--- DATASET EXTRACT Enclosed Below ---

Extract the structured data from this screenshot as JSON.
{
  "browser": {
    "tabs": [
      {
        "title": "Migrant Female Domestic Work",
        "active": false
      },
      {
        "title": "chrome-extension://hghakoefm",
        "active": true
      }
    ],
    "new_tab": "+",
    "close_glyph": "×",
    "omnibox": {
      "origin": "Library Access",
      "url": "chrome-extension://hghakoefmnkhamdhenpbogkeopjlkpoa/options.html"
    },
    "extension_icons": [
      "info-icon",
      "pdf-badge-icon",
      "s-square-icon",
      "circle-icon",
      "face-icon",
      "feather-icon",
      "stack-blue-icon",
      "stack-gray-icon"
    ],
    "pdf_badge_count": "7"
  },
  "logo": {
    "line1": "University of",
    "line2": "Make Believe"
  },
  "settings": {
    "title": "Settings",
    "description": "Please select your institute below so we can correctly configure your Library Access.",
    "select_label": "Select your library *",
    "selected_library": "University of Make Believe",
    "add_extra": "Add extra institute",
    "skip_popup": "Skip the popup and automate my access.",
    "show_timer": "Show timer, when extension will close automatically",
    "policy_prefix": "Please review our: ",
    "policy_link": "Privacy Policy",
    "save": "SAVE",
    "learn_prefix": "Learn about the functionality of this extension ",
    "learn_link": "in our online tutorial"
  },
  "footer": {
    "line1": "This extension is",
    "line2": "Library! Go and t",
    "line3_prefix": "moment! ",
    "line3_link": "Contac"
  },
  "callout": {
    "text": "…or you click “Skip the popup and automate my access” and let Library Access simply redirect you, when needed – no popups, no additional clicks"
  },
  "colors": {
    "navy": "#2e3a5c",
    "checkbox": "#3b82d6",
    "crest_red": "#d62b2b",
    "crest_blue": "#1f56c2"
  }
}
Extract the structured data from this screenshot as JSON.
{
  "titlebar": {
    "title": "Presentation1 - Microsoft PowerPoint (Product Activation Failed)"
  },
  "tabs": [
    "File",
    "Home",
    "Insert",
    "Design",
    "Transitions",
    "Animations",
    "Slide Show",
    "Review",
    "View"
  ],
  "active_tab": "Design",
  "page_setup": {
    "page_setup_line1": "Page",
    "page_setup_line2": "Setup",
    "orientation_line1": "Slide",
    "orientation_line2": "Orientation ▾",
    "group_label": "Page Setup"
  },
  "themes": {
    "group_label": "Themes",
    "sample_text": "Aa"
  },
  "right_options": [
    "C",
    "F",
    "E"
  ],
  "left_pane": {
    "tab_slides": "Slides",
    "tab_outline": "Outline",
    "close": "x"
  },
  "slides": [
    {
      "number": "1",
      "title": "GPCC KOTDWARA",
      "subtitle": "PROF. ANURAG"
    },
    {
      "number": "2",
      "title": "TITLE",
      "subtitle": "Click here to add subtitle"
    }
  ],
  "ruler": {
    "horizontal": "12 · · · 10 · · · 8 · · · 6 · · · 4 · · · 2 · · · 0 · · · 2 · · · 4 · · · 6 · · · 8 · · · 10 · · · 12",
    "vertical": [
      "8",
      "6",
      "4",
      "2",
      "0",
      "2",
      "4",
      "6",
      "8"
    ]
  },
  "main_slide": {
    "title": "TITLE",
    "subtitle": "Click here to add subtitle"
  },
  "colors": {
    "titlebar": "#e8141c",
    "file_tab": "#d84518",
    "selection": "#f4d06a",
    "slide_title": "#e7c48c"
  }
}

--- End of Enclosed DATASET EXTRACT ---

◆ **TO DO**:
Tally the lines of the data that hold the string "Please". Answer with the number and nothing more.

◆ **ANSWER TO THIS EXERCISE**:
2